**Exercise directions**
Search the records for lines with the word "content" and copy each match.

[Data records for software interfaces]
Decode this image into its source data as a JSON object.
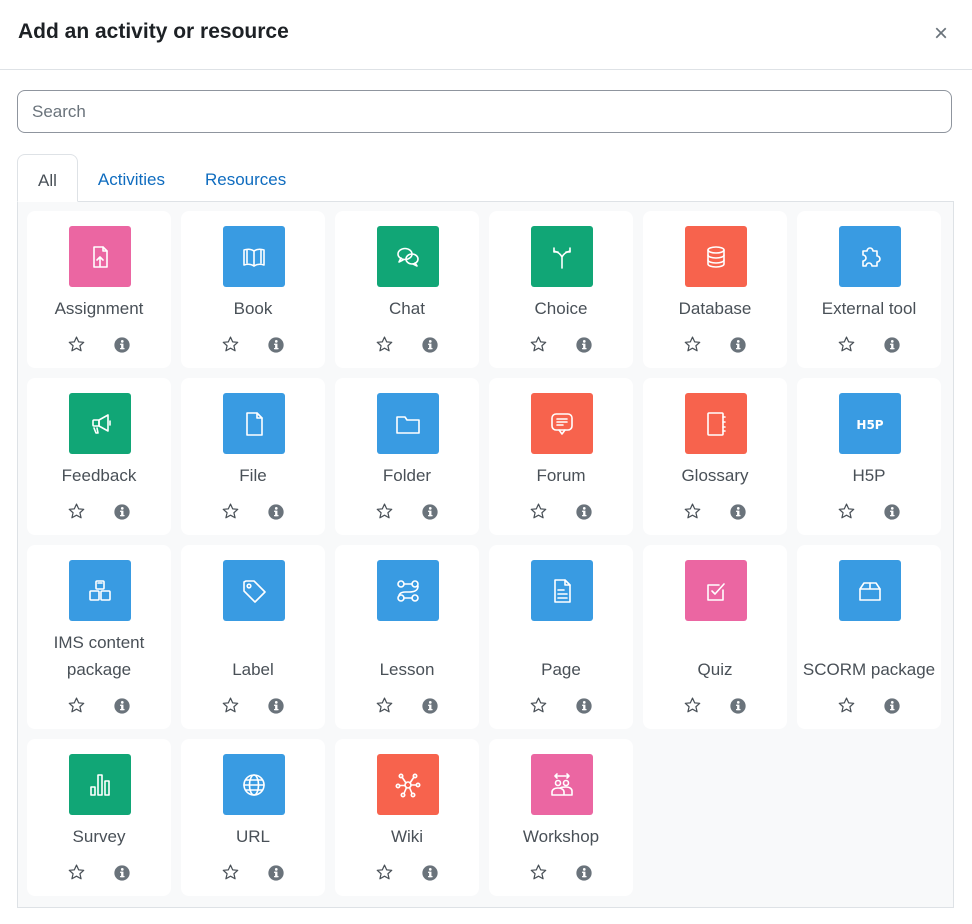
{
  "dialog": {
    "title": "Add an activity or resource",
    "close_label": "×"
  },
  "search": {
    "placeholder": "Search",
    "value": ""
  },
  "tabs": [
    {
      "label": "All",
      "active": true
    },
    {
      "label": "Activities",
      "active": false
    },
    {
      "label": "Resources",
      "active": false
    }
  ],
  "colors": {
    "assessment": "#eb66a2",
    "content": "#399be2",
    "collaboration": "#11a676",
    "communication": "#f7634d",
    "link": "#0f6cbf"
  },
  "items": [
    {
      "name": "Assignment",
      "icon": "assignment-icon",
      "color": "#eb66a2"
    },
    {
      "name": "Book",
      "icon": "book-icon",
      "color": "#399be2"
    },
    {
      "name": "Chat",
      "icon": "chat-icon",
      "color": "#11a676"
    },
    {
      "name": "Choice",
      "icon": "choice-icon",
      "color": "#11a676"
    },
    {
      "name": "Database",
      "icon": "database-icon",
      "color": "#f7634d"
    },
    {
      "name": "External tool",
      "icon": "puzzle-icon",
      "color": "#399be2"
    },
    {
      "name": "Feedback",
      "icon": "megaphone-icon",
      "color": "#11a676"
    },
    {
      "name": "File",
      "icon": "file-icon",
      "color": "#399be2"
    },
    {
      "name": "Folder",
      "icon": "folder-icon",
      "color": "#399be2"
    },
    {
      "name": "Forum",
      "icon": "forum-icon",
      "color": "#f7634d"
    },
    {
      "name": "Glossary",
      "icon": "glossary-icon",
      "color": "#f7634d"
    },
    {
      "name": "H5P",
      "icon": "h5p-icon",
      "color": "#399be2"
    },
    {
      "name": "IMS content package",
      "icon": "boxes-icon",
      "color": "#399be2"
    },
    {
      "name": "Label",
      "icon": "tag-icon",
      "color": "#399be2"
    },
    {
      "name": "Lesson",
      "icon": "path-icon",
      "color": "#399be2"
    },
    {
      "name": "Page",
      "icon": "page-icon",
      "color": "#399be2"
    },
    {
      "name": "Quiz",
      "icon": "checkbox-icon",
      "color": "#eb66a2"
    },
    {
      "name": "SCORM package",
      "icon": "package-icon",
      "color": "#399be2"
    },
    {
      "name": "Survey",
      "icon": "bar-chart-icon",
      "color": "#11a676"
    },
    {
      "name": "URL",
      "icon": "globe-icon",
      "color": "#399be2"
    },
    {
      "name": "Wiki",
      "icon": "network-icon",
      "color": "#f7634d"
    },
    {
      "name": "Workshop",
      "icon": "people-icon",
      "color": "#eb66a2"
    }
  ],
  "item_actions": {
    "star": "star-icon",
    "info": "info-icon"
  }
}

**Solution to this exercise**
    "content": "#399be2",
      "name": "IMS content package",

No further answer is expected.